_Task to carry out:_
Every line in the data below that includes "color" belongs in the answer, copied as it stands.

Recorded data

== Segment start ==

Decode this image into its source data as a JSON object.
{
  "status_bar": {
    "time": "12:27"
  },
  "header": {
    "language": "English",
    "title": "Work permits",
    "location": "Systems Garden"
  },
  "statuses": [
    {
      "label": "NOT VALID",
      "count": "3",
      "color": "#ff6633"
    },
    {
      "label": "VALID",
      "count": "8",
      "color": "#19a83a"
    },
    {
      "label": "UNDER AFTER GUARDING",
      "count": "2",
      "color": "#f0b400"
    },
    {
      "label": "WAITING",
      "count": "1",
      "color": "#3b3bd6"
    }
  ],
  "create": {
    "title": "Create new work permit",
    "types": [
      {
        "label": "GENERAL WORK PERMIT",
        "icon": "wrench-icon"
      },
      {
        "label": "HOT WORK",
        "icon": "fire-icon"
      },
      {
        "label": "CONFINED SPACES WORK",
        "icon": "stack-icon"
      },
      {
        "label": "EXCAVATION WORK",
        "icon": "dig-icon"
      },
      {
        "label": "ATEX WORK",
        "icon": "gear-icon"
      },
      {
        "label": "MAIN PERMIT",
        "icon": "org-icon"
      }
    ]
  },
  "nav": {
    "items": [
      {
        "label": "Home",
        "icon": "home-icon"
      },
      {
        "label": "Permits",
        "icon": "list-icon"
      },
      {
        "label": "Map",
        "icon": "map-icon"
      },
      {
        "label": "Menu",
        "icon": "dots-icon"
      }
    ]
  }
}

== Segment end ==

_Task solution:_
      "color": "#ff6633"
      "color": "#19a83a"
      "color": "#f0b400"
      "color": "#3b3bd6"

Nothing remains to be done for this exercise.